Netflix description and movie picture for the movie "Moxie."

You've Got Moxie: My Thoughts on the New Netflix Hit

With March being National Women’s History month, Netflix has been adding lots of movies and shows that center around strong, empowering women. One of the newest movies, which has already skyrocketed into the top ten on Netflix, is called Moxie. Full of intersectional feminism, strong female leads, and empowering insights, this movie is a perfect watch to get you into the mood of celebrating your womanhood.

Directed and produced by Amy Poehler, Moxie follows sixteen-year old Vivian Carter, played by Hadley Robinson, as she creates a feminist pamphlet titled “Moxie,” inspired by her mom’s feminist protests as a teenager. Vivian and other girls at her high school team up to fight unfair dress codes, preferential treatment to male athletes, and making their voices heard through peaceful protests and demonstrations. Overall, the movie sends an empowering message to women and girls to be loud and proud, and to keep your head up high.

Immediately when I began watching this movie, I felt a connection to it. The high school experience is represented really well, and I think anyone who attended (or is currently attending) a public high school in the past twenty years can relate to the story. I remember times from my own high school experience when I tried to stand up for myself or others, and nothing was done (until my complete BO$$ of a mom got involved) because the boy’s parents were on the school board, the boy was on the football team, or “I didn’t know what sarcasm was,” in the words of my principal. Thankfully, I had my mom there to support me and have my back, but I realize that not every girl has someone like that in their life, and that is why this movie is so important.

In the movie, the captain of the football team, Mitchell Wilson, played by Patrick Schwarzenegger, is the main antagonist. He is constantly harassing the girls in the school, but, as the high school’s “golden boy,” the rules don’t seem to apply to him. Many of the students say to “just ignore him” because he’s only “annoying.” However, Vivian and the other girls involved with “Moxie” discover that this is just another way to say “boys will be boys, so what can you do?” Instead, they claim that his behavior towards girls in the school is not just annoying - it’s dangerous, and by the time he does something bad enough that the school can’t ignore, it will be too late.
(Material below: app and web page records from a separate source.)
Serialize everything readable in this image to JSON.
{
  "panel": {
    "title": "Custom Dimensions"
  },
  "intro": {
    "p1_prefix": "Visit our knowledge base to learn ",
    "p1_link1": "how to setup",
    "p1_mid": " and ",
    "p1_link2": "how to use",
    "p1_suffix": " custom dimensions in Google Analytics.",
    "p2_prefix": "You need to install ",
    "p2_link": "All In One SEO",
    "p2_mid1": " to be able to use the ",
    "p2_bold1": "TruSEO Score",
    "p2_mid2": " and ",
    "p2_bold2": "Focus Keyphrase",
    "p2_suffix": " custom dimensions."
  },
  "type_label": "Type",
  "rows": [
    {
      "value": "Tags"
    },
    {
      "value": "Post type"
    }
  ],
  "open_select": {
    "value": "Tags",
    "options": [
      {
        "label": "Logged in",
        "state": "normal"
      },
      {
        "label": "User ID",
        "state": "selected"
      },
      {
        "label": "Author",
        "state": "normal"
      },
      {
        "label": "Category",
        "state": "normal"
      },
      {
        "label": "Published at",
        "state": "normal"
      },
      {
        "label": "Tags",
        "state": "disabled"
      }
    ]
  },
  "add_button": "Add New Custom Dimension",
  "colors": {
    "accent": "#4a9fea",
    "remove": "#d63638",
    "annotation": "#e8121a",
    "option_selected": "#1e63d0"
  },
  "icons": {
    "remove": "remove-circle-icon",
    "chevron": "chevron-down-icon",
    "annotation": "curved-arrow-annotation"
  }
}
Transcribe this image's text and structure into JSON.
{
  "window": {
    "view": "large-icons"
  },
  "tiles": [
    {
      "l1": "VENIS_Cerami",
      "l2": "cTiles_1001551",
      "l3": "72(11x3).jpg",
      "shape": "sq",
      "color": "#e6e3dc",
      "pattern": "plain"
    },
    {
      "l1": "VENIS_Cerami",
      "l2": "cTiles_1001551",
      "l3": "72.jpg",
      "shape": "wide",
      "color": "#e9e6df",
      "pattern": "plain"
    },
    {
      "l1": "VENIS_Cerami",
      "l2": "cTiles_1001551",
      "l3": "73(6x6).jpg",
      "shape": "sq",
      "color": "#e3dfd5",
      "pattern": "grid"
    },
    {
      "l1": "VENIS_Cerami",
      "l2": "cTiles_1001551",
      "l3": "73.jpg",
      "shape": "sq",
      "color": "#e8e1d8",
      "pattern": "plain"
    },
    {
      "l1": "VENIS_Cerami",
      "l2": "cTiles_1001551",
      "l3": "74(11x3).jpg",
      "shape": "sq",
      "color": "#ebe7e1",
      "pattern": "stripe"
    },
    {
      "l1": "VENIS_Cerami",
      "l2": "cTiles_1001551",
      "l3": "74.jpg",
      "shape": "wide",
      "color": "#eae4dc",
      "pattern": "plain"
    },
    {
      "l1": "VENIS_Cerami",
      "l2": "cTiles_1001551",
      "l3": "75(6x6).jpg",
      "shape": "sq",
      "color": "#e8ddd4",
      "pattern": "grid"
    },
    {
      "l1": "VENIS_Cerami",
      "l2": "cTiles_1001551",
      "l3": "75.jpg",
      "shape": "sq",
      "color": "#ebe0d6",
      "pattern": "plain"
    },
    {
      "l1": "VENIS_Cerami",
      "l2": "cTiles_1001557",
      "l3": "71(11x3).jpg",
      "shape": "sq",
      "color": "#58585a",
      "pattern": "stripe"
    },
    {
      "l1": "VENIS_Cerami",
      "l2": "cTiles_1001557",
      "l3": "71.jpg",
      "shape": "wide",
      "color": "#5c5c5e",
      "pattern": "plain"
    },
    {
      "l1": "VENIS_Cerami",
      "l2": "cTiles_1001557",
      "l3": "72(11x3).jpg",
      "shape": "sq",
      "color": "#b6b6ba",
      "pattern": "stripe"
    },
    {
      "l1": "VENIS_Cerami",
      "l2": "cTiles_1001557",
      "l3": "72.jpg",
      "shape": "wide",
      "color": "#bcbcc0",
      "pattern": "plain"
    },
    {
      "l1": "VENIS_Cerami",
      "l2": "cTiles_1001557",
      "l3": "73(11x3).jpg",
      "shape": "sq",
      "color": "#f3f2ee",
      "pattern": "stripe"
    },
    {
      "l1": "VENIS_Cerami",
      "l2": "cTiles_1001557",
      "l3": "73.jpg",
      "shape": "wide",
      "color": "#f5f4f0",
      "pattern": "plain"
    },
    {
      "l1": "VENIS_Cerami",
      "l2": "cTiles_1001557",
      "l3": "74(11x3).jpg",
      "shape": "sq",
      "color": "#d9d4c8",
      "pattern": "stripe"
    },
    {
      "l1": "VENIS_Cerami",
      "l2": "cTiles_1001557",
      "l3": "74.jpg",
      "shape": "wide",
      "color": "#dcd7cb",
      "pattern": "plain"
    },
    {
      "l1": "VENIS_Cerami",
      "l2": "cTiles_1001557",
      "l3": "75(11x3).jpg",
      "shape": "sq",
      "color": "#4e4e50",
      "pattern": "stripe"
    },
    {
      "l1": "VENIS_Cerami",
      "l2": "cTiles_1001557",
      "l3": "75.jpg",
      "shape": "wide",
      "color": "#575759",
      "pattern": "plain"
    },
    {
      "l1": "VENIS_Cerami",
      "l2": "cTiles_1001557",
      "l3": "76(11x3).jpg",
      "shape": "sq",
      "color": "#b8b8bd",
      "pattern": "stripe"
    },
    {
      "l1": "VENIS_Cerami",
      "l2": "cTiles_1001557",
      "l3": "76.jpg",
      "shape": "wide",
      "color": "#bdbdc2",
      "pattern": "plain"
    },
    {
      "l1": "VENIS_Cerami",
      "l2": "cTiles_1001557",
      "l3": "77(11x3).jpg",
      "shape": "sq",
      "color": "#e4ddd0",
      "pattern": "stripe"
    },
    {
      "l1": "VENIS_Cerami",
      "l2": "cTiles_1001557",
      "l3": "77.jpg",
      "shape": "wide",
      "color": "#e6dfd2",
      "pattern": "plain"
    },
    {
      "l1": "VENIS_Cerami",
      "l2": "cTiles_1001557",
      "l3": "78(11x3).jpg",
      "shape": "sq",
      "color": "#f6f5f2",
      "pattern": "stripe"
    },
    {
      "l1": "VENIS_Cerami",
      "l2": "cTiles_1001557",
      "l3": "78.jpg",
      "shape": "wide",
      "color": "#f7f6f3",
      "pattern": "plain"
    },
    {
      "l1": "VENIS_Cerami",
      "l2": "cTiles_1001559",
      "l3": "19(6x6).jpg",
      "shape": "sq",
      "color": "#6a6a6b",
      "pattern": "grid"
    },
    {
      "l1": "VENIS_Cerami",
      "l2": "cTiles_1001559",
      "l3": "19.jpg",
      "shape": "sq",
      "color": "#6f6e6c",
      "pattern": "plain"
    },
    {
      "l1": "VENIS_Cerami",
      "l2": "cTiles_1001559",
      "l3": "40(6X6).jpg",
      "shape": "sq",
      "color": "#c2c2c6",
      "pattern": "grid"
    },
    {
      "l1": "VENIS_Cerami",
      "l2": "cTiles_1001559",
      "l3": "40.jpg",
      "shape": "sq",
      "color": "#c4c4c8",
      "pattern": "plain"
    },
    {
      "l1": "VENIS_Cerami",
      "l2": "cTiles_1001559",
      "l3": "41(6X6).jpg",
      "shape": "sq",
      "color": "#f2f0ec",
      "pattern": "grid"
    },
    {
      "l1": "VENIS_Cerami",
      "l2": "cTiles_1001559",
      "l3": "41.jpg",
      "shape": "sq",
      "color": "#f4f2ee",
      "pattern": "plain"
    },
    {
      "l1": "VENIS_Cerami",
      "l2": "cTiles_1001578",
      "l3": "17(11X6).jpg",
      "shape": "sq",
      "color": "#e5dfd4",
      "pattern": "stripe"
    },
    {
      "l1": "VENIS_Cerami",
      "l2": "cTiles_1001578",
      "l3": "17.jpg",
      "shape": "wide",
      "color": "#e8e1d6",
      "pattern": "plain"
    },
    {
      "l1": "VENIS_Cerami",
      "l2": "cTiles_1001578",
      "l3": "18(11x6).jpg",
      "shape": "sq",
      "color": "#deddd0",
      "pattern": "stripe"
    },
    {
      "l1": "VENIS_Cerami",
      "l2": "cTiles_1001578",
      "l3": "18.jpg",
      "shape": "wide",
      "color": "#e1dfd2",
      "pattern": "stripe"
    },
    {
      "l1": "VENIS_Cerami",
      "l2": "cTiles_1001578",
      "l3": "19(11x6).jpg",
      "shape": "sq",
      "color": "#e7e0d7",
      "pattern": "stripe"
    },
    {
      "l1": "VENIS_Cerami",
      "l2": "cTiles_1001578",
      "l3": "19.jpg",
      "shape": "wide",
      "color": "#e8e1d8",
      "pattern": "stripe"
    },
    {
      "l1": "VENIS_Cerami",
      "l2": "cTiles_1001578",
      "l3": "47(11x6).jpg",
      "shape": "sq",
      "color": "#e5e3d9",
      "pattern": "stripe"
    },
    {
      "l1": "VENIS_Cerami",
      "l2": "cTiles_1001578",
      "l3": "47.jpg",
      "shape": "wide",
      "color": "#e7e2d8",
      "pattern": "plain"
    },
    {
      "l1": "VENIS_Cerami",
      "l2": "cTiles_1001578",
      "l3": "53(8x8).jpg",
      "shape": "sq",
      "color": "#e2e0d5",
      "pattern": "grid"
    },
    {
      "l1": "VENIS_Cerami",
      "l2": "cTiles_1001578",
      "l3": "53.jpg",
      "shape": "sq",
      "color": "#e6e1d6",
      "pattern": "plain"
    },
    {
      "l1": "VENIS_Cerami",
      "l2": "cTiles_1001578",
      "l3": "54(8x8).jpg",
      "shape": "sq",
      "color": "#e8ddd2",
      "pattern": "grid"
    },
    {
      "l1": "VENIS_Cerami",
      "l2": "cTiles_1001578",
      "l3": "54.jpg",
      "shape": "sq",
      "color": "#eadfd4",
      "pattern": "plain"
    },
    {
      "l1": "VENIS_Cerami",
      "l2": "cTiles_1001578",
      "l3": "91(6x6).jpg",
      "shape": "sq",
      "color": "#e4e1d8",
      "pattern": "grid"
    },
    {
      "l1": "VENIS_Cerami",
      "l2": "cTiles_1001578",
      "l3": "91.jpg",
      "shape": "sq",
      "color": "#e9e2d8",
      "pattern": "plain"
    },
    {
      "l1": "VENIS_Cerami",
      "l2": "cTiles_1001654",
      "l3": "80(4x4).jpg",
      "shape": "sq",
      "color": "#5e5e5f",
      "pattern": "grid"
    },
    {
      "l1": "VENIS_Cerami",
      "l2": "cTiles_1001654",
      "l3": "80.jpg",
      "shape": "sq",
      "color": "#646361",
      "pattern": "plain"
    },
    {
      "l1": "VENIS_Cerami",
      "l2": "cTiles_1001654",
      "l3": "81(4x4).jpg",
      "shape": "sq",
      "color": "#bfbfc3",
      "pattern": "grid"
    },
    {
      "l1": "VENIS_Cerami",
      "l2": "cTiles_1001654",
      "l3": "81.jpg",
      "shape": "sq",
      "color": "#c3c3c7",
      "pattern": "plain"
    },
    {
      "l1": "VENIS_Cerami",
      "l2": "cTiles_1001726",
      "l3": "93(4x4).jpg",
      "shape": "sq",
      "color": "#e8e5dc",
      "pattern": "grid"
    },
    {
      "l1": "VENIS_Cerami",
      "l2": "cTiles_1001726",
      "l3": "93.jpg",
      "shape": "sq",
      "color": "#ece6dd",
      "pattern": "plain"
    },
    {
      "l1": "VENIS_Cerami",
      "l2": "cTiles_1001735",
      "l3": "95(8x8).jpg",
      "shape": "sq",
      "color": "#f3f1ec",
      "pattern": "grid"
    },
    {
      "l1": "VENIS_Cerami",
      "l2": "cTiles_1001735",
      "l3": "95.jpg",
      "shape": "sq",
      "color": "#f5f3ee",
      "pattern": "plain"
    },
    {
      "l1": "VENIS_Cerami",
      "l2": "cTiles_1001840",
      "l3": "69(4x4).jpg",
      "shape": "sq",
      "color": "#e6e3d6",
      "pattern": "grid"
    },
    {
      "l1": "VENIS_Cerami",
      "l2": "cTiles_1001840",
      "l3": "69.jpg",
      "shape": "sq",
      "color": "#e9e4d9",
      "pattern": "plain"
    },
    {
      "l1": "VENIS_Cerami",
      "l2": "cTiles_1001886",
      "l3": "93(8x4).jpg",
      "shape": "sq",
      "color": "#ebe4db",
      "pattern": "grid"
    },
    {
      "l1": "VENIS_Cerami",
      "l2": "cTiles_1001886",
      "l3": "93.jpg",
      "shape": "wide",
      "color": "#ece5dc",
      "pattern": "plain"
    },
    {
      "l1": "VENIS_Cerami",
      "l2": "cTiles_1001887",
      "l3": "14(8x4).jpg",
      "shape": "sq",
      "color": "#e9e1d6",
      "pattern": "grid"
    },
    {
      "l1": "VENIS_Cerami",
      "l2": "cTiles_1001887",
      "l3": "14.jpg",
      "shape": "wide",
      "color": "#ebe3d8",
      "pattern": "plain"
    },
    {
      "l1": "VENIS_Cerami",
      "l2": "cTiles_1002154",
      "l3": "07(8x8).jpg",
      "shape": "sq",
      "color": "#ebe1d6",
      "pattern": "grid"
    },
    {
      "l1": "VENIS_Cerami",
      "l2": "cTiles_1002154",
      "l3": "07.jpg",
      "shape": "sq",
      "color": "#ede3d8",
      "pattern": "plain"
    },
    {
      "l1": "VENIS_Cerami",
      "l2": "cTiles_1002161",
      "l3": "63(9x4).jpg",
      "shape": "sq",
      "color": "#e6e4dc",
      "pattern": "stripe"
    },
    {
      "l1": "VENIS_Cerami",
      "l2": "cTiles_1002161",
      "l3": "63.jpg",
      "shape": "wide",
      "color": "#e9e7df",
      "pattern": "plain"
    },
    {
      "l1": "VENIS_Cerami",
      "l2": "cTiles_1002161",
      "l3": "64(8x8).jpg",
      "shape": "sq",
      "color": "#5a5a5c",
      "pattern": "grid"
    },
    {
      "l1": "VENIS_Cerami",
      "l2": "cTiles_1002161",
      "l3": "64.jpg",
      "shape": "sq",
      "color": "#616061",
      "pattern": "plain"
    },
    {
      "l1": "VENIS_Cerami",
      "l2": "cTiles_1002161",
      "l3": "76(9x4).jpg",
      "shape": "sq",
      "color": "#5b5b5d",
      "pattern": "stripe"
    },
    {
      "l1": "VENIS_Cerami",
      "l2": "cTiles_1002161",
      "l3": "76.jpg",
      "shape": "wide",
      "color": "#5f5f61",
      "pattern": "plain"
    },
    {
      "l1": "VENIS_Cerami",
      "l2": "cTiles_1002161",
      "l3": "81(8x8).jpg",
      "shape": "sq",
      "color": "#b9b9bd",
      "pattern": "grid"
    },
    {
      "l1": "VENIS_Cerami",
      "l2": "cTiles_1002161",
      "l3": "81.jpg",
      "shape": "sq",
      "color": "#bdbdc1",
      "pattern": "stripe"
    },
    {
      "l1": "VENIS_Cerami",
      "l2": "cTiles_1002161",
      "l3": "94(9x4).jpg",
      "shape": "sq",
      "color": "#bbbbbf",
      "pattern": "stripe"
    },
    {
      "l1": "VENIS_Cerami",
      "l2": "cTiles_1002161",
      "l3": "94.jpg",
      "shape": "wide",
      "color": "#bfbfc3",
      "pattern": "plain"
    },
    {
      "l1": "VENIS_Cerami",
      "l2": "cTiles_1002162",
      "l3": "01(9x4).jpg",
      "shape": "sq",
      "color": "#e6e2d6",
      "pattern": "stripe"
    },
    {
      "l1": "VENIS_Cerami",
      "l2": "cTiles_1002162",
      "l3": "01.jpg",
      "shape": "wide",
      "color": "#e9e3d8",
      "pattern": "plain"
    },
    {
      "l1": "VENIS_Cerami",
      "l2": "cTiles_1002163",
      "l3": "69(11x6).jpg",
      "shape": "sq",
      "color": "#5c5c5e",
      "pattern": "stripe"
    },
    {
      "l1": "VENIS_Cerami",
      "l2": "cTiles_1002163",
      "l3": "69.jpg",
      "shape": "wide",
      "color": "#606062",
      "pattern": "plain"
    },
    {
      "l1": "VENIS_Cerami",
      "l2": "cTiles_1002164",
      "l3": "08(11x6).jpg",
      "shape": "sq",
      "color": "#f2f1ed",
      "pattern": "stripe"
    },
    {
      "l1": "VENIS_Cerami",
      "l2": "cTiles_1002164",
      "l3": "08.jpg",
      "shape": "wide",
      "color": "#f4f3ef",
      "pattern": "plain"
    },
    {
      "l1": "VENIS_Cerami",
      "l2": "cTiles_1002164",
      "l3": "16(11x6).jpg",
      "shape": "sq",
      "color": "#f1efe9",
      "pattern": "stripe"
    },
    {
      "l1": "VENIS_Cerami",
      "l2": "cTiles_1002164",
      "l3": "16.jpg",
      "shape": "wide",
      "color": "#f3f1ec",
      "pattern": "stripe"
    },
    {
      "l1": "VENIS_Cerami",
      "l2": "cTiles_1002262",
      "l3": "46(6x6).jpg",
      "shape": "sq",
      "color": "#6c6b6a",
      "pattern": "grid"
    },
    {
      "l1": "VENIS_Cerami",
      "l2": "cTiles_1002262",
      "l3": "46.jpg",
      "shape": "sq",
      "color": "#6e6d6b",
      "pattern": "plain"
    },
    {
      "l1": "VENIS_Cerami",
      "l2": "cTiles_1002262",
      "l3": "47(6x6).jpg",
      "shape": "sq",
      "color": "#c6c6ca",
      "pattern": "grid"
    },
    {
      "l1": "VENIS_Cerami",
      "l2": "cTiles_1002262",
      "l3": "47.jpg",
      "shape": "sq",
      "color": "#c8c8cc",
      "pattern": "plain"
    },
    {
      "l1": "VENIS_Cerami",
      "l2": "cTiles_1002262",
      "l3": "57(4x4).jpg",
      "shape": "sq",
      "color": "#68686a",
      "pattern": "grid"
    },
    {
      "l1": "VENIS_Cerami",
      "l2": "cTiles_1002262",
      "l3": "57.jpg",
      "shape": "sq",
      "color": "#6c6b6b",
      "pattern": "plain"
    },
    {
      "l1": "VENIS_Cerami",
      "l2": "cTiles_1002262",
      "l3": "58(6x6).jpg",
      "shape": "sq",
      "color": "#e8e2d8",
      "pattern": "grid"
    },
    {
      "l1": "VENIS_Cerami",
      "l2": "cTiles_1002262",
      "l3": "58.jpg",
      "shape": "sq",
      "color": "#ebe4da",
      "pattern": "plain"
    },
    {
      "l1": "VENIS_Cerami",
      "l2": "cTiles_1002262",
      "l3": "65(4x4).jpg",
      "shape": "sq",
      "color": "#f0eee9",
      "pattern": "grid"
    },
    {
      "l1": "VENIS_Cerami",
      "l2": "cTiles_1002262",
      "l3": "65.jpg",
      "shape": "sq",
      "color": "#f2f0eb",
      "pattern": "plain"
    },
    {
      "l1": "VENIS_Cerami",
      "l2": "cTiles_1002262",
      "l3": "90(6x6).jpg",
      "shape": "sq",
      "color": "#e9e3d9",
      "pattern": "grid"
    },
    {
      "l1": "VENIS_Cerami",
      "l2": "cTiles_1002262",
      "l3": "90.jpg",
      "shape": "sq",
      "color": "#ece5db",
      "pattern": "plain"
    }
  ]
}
This is a really important message to young girls in both high school and college because our feelings and intuitions are valid. They should not be brushed off, and we should not be made to feel as if we are overreacting. If we feel uncomfortable with someone’s behavior towards us, it should never be brushed off as just “annoying.” This, like “Moxie” says, is dangerous.

This movie truly aims to bring awareness to common issues that young women are afflicted with, and it’s incredibly inspiring. I believe that seeing young women like ourselves on-screen, fighting back against the same issues that we experience, helps us to feel like we aren’t alone and that we are valid in our opinions. It’s okay to take up space. It’s okay to be loud and proud about what you want. And most of all, it’s okay to just be yourself and keep your head up high.

If you can’t get enough of rebel girls and inspiring women (because, really, who can?), don’t forget to check out the book by Jennifer Mathieu that the movie is based on!